### DIRECTIONS
Type the data below again exactly. Omit all pictures.

Page and application data records:
_ _ _ _ _ _ _

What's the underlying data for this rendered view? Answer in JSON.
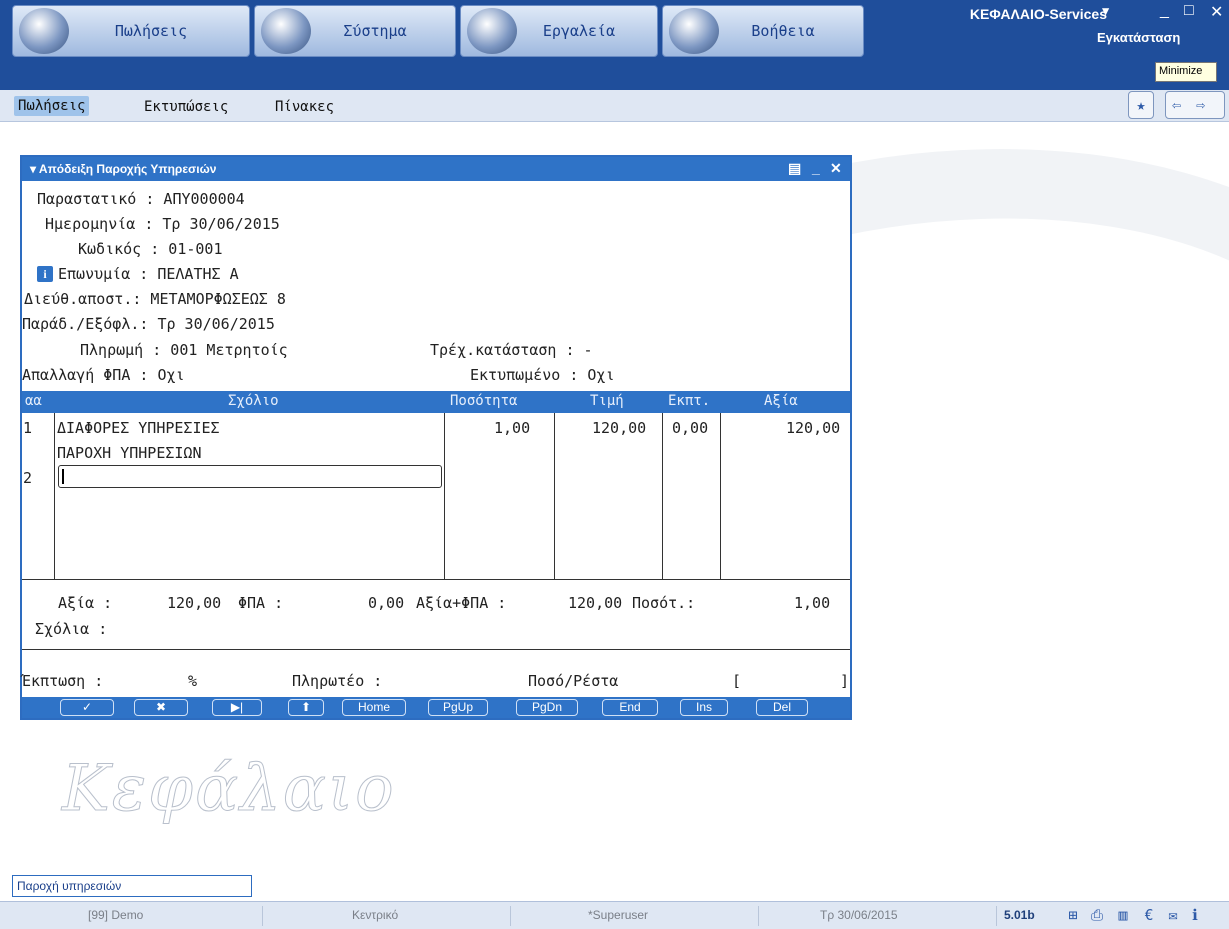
{
  "topbar": {
    "buttons": [
      {
        "label": "Πωλήσεις",
        "icon": "sales-icon"
      },
      {
        "label": "Σύστημα",
        "icon": "system-icon"
      },
      {
        "label": "Εργαλεία",
        "icon": "calculator-icon"
      },
      {
        "label": "Βοήθεια",
        "icon": "help-icon"
      }
    ],
    "brand": "ΚΕΦΑΛΑΙΟ-Services",
    "install_label": "Εγκατάσταση",
    "tooltip": "Minimize"
  },
  "menubar": {
    "items": [
      "Πωλήσεις",
      "Εκτυπώσεις",
      "Πίνακες"
    ]
  },
  "document": {
    "title": "Απόδειξη Παροχής Υπηρεσιών",
    "fields": {
      "parastatiko": "Παραστατικό : ΑΠΥ000004",
      "hmeromhnia": "Ημερομηνία : Τρ 30/06/2015",
      "kodikos": "Κωδικός : 01-001",
      "eponymia": "Επωνυμία : ΠΕΛΑΤΗΣ Α",
      "dieuth": "Διεύθ.αποστ.: ΜΕΤΑΜΟΡΦΩΣΕΩΣ 8",
      "parad": "Παράδ./Εξόφλ.: Τρ 30/06/2015",
      "plhrwmh": "Πληρωμή : 001 Μετρητοίς",
      "trex": "Τρέχ.κατάσταση : -",
      "apallagh": "Απαλλαγή ΦΠΑ : Οχι",
      "ektypwmeno": "Εκτυπωμένο : Οχι"
    },
    "grid": {
      "headers": [
        "αα",
        "Σχόλιο",
        "Ποσότητα",
        "Τιμή",
        "Εκπτ.",
        "Αξία"
      ],
      "rows": [
        {
          "aa": "1",
          "line1": "ΔΙΑΦΟΡΕΣ ΥΠΗΡΕΣΙΕΣ",
          "line2": "ΠΑΡΟΧΗ ΥΠΗΡΕΣΙΩΝ",
          "qty": "1,00",
          "price": "120,00",
          "disc": "0,00",
          "value": "120,00"
        },
        {
          "aa": "2",
          "line1": "",
          "line2": "",
          "qty": "",
          "price": "",
          "disc": "",
          "value": ""
        }
      ]
    },
    "totals": {
      "axia_label": "Αξία :",
      "axia_value": "120,00",
      "fpa_label": "ΦΠΑ :",
      "fpa_value": "0,00",
      "axia_fpa_label": "Αξία+ΦΠΑ :",
      "axia_fpa_value": "120,00",
      "posot_label": "Ποσότ.:",
      "posot_value": "1,00",
      "sxolia_label": "Σχόλια :"
    },
    "payment": {
      "ekptwsh_label": "Έκπτωση :",
      "percent": "%",
      "plhrwteo_label": "Πληρωτέο :",
      "poso_resta_label": "Ποσό/Ρέστα",
      "bracket_open": "[",
      "bracket_close": "]"
    },
    "keys": [
      "✓",
      "✖",
      "▶|",
      "⬆",
      "Home",
      "PgUp",
      "PgDn",
      "End",
      "Ins",
      "Del"
    ]
  },
  "watermark": "Κεφάλαιο",
  "status": {
    "input_value": "Παροχή υπηρεσιών",
    "segments": [
      "[99] Demo",
      "Κεντρικό",
      "*Superuser",
      "Τρ 30/06/2015"
    ],
    "version": "5.01b",
    "icons": [
      "network-icon",
      "printer-icon",
      "barcode-icon",
      "euro-icon",
      "mail-icon",
      "info-icon"
    ]
  }
}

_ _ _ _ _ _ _

### ANSWER TO THIS TASK
What's the underlying data for this rendered view? Answer in JSON.
{
  "topbar": {
    "buttons": [
      {
        "label": "Πωλήσεις",
        "icon": "sales-icon"
      },
      {
        "label": "Σύστημα",
        "icon": "system-icon"
      },
      {
        "label": "Εργαλεία",
        "icon": "calculator-icon"
      },
      {
        "label": "Βοήθεια",
        "icon": "help-icon"
      }
    ],
    "brand": "ΚΕΦΑΛΑΙΟ-Services",
    "install_label": "Εγκατάσταση",
    "tooltip": "Minimize"
  },
  "menubar": {
    "items": [
      "Πωλήσεις",
      "Εκτυπώσεις",
      "Πίνακες"
    ]
  },
  "document": {
    "title": "Απόδειξη Παροχής Υπηρεσιών",
    "fields": {
      "parastatiko": "Παραστατικό : ΑΠΥ000004",
      "hmeromhnia": "Ημερομηνία : Τρ 30/06/2015",
      "kodikos": "Κωδικός : 01-001",
      "eponymia": "Επωνυμία : ΠΕΛΑΤΗΣ Α",
      "dieuth": "Διεύθ.αποστ.: ΜΕΤΑΜΟΡΦΩΣΕΩΣ 8",
      "parad": "Παράδ./Εξόφλ.: Τρ 30/06/2015",
      "plhrwmh": "Πληρωμή : 001 Μετρητοίς",
      "trex": "Τρέχ.κατάσταση : -",
      "apallagh": "Απαλλαγή ΦΠΑ : Οχι",
      "ektypwmeno": "Εκτυπωμένο : Οχι"
    },
    "grid": {
      "headers": [
        "αα",
        "Σχόλιο",
        "Ποσότητα",
        "Τιμή",
        "Εκπτ.",
        "Αξία"
      ],
      "rows": [
        {
          "aa": "1",
          "line1": "ΔΙΑΦΟΡΕΣ ΥΠΗΡΕΣΙΕΣ",
          "line2": "ΠΑΡΟΧΗ ΥΠΗΡΕΣΙΩΝ",
          "qty": "1,00",
          "price": "120,00",
          "disc": "0,00",
          "value": "120,00"
        },
        {
          "aa": "2",
          "line1": "",
          "line2": "",
          "qty": "",
          "price": "",
          "disc": "",
          "value": ""
        }
      ]
    },
    "totals": {
      "axia_label": "Αξία :",
      "axia_value": "120,00",
      "fpa_label": "ΦΠΑ :",
      "fpa_value": "0,00",
      "axia_fpa_label": "Αξία+ΦΠΑ :",
      "axia_fpa_value": "120,00",
      "posot_label": "Ποσότ.:",
      "posot_value": "1,00",
      "sxolia_label": "Σχόλια :"
    },
    "payment": {
      "ekptwsh_label": "Έκπτωση :",
      "percent": "%",
      "plhrwteo_label": "Πληρωτέο :",
      "poso_resta_label": "Ποσό/Ρέστα",
      "bracket_open": "[",
      "bracket_close": "]"
    },
    "keys": [
      "✓",
      "✖",
      "▶|",
      "⬆",
      "Home",
      "PgUp",
      "PgDn",
      "End",
      "Ins",
      "Del"
    ]
  },
  "watermark": "Κεφάλαιο",
  "status": {
    "input_value": "Παροχή υπηρεσιών",
    "segments": [
      "[99] Demo",
      "Κεντρικό",
      "*Superuser",
      "Τρ 30/06/2015"
    ],
    "version": "5.01b",
    "icons": [
      "network-icon",
      "printer-icon",
      "barcode-icon",
      "euro-icon",
      "mail-icon",
      "info-icon"
    ]
  }
}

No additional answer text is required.